Records for the task:
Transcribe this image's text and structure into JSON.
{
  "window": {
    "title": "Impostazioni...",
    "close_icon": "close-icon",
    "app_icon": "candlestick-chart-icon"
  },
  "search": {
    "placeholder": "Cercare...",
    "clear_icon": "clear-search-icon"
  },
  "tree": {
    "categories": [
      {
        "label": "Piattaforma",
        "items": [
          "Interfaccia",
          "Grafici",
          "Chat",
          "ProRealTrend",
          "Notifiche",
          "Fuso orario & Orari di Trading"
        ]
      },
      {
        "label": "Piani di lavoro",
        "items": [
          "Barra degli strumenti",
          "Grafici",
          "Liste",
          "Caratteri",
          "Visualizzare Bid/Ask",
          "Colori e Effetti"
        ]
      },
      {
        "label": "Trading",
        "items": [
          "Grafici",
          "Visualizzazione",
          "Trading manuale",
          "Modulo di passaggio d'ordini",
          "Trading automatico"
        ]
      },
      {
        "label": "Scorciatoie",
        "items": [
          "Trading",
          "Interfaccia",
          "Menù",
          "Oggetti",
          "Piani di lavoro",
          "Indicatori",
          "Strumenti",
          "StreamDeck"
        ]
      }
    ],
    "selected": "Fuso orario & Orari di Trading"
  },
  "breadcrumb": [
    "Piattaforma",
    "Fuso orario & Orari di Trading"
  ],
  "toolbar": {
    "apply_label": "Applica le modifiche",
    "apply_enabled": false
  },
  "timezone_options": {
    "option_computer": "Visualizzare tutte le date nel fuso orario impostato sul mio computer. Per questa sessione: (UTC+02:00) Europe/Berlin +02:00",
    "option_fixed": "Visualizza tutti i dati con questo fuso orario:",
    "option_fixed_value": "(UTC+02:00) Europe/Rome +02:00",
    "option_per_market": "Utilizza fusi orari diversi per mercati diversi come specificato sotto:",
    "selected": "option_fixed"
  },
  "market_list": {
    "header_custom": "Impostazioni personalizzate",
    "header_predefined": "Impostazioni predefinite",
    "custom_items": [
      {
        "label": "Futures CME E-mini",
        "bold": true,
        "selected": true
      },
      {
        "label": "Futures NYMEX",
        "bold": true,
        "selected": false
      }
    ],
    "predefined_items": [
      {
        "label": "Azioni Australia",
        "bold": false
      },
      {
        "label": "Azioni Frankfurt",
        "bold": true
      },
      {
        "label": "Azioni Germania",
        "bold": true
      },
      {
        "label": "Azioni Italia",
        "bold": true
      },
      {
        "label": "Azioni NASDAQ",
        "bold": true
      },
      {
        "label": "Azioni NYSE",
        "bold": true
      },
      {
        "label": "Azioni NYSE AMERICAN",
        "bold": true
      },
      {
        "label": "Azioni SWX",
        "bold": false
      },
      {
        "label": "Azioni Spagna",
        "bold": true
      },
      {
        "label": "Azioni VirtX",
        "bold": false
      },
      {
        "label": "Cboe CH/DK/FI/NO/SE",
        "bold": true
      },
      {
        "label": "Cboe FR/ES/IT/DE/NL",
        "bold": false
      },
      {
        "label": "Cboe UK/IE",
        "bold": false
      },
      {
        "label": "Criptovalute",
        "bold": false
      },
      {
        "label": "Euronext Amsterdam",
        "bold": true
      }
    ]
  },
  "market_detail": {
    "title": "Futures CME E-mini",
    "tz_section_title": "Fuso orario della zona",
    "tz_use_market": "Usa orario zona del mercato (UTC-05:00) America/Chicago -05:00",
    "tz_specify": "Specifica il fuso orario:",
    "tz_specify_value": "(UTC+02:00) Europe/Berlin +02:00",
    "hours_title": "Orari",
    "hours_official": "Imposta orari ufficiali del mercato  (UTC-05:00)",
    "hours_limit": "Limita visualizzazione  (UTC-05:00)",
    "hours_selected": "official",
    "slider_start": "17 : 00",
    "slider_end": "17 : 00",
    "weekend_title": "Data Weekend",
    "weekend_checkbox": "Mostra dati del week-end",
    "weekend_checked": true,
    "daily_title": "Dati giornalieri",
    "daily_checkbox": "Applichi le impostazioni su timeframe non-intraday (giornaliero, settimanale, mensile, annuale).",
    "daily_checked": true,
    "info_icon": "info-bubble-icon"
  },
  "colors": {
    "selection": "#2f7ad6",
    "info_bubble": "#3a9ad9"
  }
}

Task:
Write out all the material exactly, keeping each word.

Expected answer:
Transcribe this image's text and structure into JSON.
{
  "window": {
    "title": "Impostazioni...",
    "close_icon": "close-icon",
    "app_icon": "candlestick-chart-icon"
  },
  "search": {
    "placeholder": "Cercare...",
    "clear_icon": "clear-search-icon"
  },
  "tree": {
    "categories": [
      {
        "label": "Piattaforma",
        "items": [
          "Interfaccia",
          "Grafici",
          "Chat",
          "ProRealTrend",
          "Notifiche",
          "Fuso orario & Orari di Trading"
        ]
      },
      {
        "label": "Piani di lavoro",
        "items": [
          "Barra degli strumenti",
          "Grafici",
          "Liste",
          "Caratteri",
          "Visualizzare Bid/Ask",
          "Colori e Effetti"
        ]
      },
      {
        "label": "Trading",
        "items": [
          "Grafici",
          "Visualizzazione",
          "Trading manuale",
          "Modulo di passaggio d'ordini",
          "Trading automatico"
        ]
      },
      {
        "label": "Scorciatoie",
        "items": [
          "Trading",
          "Interfaccia",
          "Menù",
          "Oggetti",
          "Piani di lavoro",
          "Indicatori",
          "Strumenti",
          "StreamDeck"
        ]
      }
    ],
    "selected": "Fuso orario & Orari di Trading"
  },
  "breadcrumb": [
    "Piattaforma",
    "Fuso orario & Orari di Trading"
  ],
  "toolbar": {
    "apply_label": "Applica le modifiche",
    "apply_enabled": false
  },
  "timezone_options": {
    "option_computer": "Visualizzare tutte le date nel fuso orario impostato sul mio computer. Per questa sessione: (UTC+02:00) Europe/Berlin +02:00",
    "option_fixed": "Visualizza tutti i dati con questo fuso orario:",
    "option_fixed_value": "(UTC+02:00) Europe/Rome +02:00",
    "option_per_market": "Utilizza fusi orari diversi per mercati diversi come specificato sotto:",
    "selected": "option_fixed"
  },
  "market_list": {
    "header_custom": "Impostazioni personalizzate",
    "header_predefined": "Impostazioni predefinite",
    "custom_items": [
      {
        "label": "Futures CME E-mini",
        "bold": true,
        "selected": true
      },
      {
        "label": "Futures NYMEX",
        "bold": true,
        "selected": false
      }
    ],
    "predefined_items": [
      {
        "label": "Azioni Australia",
        "bold": false
      },
      {
        "label": "Azioni Frankfurt",
        "bold": true
      },
      {
        "label": "Azioni Germania",
        "bold": true
      },
      {
        "label": "Azioni Italia",
        "bold": true
      },
      {
        "label": "Azioni NASDAQ",
        "bold": true
      },
      {
        "label": "Azioni NYSE",
        "bold": true
      },
      {
        "label": "Azioni NYSE AMERICAN",
        "bold": true
      },
      {
        "label": "Azioni SWX",
        "bold": false
      },
      {
        "label": "Azioni Spagna",
        "bold": true
      },
      {
        "label": "Azioni VirtX",
        "bold": false
      },
      {
        "label": "Cboe CH/DK/FI/NO/SE",
        "bold": true
      },
      {
        "label": "Cboe FR/ES/IT/DE/NL",
        "bold": false
      },
      {
        "label": "Cboe UK/IE",
        "bold": false
      },
      {
        "label": "Criptovalute",
        "bold": false
      },
      {
        "label": "Euronext Amsterdam",
        "bold": true
      }
    ]
  },
  "market_detail": {
    "title": "Futures CME E-mini",
    "tz_section_title": "Fuso orario della zona",
    "tz_use_market": "Usa orario zona del mercato (UTC-05:00) America/Chicago -05:00",
    "tz_specify": "Specifica il fuso orario:",
    "tz_specify_value": "(UTC+02:00) Europe/Berlin +02:00",
    "hours_title": "Orari",
    "hours_official": "Imposta orari ufficiali del mercato  (UTC-05:00)",
    "hours_limit": "Limita visualizzazione  (UTC-05:00)",
    "hours_selected": "official",
    "slider_start": "17 : 00",
    "slider_end": "17 : 00",
    "weekend_title": "Data Weekend",
    "weekend_checkbox": "Mostra dati del week-end",
    "weekend_checked": true,
    "daily_title": "Dati giornalieri",
    "daily_checkbox": "Applichi le impostazioni su timeframe non-intraday (giornaliero, settimanale, mensile, annuale).",
    "daily_checked": true,
    "info_icon": "info-bubble-icon"
  },
  "colors": {
    "selection": "#2f7ad6",
    "info_bubble": "#3a9ad9"
  }
}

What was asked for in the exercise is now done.